When developers expose their code to the public, the product must be safe by itself. No hidden trap can be opened to exploit the code, as everyone is able to identify and block those traps.
Is there any information or expert analysis you can provide here to give some context about this attack? Had it not been caught and patched by the OSS community, what would have happened? Have there been any larger consequences or complications in the OSS community since?
Log4Shell was a zero-day vulnerability affecting to a large number of Java Applications worldwide, since this library is a Java de facto standard for logging purposes. This article, from Nairuz Abulhul (Senior Security Analyst at Symantec), compiles pentesting techniques, mitigation controls and measures to prevent the exploitation of the vulnerability.
Log4j, the affected library, is supported by the Apache Foundation. In 2021, this organization had more than 8,000 active contributors. This is comparable to medium-large software development companies, so in this case “Community” means a large number of individuals committed to help when something like this arises. Hence, it’s hard to imagine this kind of vulnerabilities to be unpatched quickly.
Apache Foundation reacted to this attack encouraging downstream vendors to contribute to securing the open-source ecosystem: disclosing vulnerabilities, updating the products to use latest version of the libraries and helping to fix bugs.
Can you provide a short analysis/commentary on the conversations happening within the OSS community after this vulnerability? Are members more committed? Have they learned any lessons or are they making any changes? Additionally, are there any technical considerations that have changed because of this attack?
Jonathan Corbet, editor of the famous LWN.net site, analyzes the impact of the vulnerability for the Community in https://lwn.net/Articles/878570/
Dependency management is a recurrent headache in software development, since it’s not always technically possible upgrading to the latest version. Some products are still using old versions, that may include a number of known vulnerabilities and that may be also exposed as well to zero-day vulnerabilities. Adopting a continuous library upgrading process should be mandatory for those companies that are still ignoring the risk of staying outdated.
Another problem is the lack of development and maintenance support for common libraries.
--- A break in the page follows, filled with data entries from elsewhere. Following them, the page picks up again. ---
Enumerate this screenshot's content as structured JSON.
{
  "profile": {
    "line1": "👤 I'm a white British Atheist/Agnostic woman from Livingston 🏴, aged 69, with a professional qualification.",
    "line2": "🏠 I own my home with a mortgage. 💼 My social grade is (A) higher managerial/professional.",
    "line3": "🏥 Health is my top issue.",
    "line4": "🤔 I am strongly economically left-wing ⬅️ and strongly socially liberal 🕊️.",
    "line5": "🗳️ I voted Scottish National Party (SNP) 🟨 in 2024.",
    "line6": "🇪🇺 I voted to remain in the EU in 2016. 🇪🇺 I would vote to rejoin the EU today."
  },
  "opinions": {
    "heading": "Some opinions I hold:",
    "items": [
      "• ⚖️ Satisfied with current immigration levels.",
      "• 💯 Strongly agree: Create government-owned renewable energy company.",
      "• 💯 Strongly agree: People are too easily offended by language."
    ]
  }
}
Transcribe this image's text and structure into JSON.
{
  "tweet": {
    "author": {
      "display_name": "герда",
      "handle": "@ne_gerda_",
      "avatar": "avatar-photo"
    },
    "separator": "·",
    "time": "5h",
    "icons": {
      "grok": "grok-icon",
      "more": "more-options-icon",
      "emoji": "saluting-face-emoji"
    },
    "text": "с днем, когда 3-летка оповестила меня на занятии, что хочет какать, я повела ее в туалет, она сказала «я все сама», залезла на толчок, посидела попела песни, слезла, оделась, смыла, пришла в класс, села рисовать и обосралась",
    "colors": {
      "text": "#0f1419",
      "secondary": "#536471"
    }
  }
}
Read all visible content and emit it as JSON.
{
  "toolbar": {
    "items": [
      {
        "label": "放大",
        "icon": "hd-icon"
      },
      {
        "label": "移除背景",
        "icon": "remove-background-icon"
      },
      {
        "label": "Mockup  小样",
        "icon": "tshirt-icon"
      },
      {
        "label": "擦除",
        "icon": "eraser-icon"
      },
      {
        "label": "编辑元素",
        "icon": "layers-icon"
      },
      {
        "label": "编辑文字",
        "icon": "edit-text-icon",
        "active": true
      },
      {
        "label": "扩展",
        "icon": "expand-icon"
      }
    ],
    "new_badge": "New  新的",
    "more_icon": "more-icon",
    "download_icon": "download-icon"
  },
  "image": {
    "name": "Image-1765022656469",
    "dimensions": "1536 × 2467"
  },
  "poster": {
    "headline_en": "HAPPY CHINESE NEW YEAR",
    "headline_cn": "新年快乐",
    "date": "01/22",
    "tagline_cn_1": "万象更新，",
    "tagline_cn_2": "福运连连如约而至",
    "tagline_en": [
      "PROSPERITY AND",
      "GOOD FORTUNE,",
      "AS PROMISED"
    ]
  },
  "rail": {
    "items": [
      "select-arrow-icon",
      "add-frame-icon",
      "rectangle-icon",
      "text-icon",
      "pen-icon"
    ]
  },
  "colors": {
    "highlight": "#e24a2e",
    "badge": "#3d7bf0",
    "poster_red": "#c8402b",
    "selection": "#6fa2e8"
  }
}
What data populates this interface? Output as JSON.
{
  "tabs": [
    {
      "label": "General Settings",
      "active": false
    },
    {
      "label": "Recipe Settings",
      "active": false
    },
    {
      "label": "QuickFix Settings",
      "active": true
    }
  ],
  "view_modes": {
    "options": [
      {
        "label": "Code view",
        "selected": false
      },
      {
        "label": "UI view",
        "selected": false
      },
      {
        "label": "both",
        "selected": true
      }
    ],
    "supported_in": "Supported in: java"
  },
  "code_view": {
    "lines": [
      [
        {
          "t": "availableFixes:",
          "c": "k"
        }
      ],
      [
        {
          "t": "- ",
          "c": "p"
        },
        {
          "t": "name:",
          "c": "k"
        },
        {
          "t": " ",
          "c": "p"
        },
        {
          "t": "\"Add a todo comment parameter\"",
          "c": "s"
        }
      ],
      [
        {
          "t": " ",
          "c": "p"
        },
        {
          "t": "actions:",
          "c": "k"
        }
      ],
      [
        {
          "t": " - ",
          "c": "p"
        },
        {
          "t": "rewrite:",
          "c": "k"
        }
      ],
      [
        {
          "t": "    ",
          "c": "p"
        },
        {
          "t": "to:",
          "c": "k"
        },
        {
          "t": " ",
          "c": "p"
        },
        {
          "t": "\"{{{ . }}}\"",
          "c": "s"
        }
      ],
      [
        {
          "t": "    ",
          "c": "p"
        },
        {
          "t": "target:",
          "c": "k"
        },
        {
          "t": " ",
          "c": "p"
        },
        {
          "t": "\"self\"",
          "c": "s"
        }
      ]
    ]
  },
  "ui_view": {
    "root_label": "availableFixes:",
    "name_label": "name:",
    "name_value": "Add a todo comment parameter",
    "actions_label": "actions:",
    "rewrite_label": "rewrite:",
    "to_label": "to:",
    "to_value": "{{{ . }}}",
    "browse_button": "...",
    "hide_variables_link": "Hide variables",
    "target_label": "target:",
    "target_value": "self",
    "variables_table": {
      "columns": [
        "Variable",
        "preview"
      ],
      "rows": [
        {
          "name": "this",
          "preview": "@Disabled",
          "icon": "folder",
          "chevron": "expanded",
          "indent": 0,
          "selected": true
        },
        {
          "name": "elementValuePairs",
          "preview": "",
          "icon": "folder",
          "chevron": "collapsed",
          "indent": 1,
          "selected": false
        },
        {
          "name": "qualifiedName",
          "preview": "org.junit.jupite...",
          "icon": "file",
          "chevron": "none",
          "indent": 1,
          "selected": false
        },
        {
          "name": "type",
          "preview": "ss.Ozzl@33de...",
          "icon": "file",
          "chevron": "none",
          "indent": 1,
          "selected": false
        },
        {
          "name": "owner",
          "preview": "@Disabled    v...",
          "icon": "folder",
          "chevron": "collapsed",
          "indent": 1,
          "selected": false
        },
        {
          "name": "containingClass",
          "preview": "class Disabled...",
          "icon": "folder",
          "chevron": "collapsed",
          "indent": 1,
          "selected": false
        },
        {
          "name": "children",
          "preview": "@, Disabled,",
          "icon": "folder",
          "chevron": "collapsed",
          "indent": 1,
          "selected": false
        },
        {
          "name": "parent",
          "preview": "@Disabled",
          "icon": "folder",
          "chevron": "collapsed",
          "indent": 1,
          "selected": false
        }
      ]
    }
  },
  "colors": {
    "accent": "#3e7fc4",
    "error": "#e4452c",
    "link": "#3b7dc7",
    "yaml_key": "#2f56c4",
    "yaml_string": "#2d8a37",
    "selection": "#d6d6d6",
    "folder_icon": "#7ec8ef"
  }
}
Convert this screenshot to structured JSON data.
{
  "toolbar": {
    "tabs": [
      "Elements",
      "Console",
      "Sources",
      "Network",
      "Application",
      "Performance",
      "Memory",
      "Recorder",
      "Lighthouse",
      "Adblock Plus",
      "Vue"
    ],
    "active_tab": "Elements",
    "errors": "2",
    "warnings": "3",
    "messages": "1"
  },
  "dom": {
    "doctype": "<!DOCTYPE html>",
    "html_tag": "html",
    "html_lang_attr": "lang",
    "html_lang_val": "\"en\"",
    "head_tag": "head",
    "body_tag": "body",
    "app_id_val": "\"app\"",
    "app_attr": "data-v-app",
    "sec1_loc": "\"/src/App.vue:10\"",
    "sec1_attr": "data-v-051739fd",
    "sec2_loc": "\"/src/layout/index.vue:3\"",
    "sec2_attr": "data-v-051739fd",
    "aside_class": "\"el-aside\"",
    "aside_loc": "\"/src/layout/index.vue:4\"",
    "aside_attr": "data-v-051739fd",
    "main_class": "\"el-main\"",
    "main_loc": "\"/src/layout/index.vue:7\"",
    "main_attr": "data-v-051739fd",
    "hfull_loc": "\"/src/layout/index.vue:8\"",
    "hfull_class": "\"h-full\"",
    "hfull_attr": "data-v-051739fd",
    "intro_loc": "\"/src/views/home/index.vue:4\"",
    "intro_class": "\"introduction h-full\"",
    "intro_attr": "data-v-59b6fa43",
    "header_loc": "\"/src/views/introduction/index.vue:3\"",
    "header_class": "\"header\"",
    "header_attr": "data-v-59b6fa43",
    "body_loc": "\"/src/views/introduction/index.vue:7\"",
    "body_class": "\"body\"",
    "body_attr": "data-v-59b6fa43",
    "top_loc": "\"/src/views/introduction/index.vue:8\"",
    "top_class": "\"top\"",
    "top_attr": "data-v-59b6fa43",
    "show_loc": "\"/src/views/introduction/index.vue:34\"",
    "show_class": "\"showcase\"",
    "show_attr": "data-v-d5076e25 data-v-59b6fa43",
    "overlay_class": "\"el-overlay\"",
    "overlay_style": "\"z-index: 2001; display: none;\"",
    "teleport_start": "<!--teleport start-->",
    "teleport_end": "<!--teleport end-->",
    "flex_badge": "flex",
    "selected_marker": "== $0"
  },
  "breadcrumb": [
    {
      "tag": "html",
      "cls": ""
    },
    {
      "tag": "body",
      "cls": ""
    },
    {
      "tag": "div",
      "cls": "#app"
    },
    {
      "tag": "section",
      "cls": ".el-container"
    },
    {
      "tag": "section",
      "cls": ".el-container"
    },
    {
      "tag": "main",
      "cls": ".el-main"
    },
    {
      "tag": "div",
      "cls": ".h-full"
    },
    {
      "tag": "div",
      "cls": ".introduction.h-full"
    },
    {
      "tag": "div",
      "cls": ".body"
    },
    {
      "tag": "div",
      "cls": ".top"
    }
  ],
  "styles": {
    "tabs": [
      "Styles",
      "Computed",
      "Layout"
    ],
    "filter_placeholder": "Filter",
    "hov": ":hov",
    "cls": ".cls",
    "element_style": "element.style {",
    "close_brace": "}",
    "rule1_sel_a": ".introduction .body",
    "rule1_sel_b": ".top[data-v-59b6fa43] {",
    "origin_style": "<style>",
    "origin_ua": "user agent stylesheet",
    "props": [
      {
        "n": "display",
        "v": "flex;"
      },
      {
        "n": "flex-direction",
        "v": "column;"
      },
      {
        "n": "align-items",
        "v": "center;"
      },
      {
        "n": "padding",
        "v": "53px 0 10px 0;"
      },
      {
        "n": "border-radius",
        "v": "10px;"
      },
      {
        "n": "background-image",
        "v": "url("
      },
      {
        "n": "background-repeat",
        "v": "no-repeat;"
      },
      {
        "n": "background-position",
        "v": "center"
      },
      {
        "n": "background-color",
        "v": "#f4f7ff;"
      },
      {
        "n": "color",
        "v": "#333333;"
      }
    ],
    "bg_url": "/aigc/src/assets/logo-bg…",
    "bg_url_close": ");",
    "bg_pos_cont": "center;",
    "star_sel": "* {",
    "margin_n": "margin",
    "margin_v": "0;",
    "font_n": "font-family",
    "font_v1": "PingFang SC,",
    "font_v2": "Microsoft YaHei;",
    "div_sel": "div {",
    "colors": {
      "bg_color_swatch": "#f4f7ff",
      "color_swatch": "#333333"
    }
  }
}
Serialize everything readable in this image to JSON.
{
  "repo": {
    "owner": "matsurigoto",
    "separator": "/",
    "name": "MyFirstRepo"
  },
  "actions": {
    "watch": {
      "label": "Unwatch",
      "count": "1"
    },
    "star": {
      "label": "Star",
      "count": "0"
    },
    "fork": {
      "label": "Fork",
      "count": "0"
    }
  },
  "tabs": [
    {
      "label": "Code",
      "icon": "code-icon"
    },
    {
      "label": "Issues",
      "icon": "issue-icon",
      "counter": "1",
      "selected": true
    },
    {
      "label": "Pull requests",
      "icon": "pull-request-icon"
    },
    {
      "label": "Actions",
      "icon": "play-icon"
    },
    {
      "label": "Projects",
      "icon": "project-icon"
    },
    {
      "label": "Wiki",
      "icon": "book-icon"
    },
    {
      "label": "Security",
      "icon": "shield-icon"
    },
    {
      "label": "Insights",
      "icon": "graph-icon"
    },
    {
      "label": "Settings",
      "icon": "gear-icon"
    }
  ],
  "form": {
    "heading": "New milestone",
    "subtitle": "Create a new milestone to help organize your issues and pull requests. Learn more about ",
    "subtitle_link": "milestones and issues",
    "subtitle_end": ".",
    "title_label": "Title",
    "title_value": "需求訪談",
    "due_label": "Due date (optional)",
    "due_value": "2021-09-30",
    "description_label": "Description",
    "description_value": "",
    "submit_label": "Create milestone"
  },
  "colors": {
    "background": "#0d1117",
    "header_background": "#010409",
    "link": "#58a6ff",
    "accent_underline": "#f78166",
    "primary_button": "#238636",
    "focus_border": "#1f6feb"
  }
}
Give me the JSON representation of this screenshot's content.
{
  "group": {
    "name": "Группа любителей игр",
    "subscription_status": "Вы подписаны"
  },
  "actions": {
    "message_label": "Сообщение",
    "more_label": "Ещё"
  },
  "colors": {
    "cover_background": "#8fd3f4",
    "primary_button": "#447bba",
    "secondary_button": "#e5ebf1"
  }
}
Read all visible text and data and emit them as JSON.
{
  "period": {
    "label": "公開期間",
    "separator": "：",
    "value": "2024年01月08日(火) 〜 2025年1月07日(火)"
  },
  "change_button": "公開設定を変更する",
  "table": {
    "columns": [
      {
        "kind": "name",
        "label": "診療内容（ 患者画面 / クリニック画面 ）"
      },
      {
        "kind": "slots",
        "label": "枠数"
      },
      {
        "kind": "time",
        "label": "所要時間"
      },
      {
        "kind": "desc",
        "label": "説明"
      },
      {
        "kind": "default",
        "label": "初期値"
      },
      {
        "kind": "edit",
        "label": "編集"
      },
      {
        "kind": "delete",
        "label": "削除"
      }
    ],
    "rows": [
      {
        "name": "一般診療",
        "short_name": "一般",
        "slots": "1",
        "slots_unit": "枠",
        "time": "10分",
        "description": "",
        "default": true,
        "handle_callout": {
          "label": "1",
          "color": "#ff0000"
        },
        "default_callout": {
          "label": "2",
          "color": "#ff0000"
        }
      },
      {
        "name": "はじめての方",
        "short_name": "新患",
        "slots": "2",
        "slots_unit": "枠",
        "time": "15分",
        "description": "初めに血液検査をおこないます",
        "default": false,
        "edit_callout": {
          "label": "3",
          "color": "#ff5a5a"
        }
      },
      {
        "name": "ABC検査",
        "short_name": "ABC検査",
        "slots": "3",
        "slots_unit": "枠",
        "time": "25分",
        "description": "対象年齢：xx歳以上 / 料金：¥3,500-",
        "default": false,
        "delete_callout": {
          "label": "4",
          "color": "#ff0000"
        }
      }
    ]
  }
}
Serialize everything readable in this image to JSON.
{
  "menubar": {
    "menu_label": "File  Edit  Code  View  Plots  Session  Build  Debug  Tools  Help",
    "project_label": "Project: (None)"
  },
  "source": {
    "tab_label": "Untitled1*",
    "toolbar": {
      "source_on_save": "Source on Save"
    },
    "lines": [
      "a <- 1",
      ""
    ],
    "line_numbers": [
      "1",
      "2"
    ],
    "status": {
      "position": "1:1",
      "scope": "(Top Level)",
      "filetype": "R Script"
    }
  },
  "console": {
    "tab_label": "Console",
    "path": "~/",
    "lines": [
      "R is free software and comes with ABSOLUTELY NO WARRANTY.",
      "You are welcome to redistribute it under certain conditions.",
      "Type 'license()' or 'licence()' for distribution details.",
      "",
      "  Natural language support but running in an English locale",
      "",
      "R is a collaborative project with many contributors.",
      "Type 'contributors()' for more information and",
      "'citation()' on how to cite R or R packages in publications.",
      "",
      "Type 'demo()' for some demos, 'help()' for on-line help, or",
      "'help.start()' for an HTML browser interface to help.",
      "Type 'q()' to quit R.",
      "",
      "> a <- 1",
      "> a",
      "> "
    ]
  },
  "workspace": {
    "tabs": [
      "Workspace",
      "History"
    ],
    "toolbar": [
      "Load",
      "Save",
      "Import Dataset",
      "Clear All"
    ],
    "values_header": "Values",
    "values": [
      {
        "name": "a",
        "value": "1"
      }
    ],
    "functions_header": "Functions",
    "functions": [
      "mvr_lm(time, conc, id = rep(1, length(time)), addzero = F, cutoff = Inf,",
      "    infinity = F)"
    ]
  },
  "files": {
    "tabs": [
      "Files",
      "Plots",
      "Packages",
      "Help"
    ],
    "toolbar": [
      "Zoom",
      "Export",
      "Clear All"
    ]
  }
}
However, this problem is not specific to free software, it happens also in commercial software. At least, when using Open Source, the problem can be fixed without support from the creator of the library.
Can we talk a little more specifically in here about the specific skills and education it takes to excel when using OSS? I know it may not differ much, but what is the ideal skillset of someone working with OSS? Where can they find additional resources if they want to learn more?
The only skill required to use OSS is curiosity. Since OSS provides all the resources required to customize or extend the product, every developer is able to start reading code and creating their own version. Almost every commercial software has an Open Source product providing equivalent features, so the possibilities for specialization are almost the same existing in the commercial marketplace. Additionally, there are thousands of Open Source Communities, but The Linux Foundation may be the right place to start understanding how Open Source is developed and used in the industry.
Would we be able to give a few more technical examples of this kind of partnership? Are there any large enterprises doing this right? For people reading this that may want to create cross-collaboration opportunities, what do they need to know?
As introduced before, The Linux Foundation is a reference for cross-collaboration between the industry and the Open Source Communities. Large companies are supporting this organization to develop and maintain Open Source projects heavily used in the industry.
All these opinions are expressed on my own. They have no relationship with my current employers.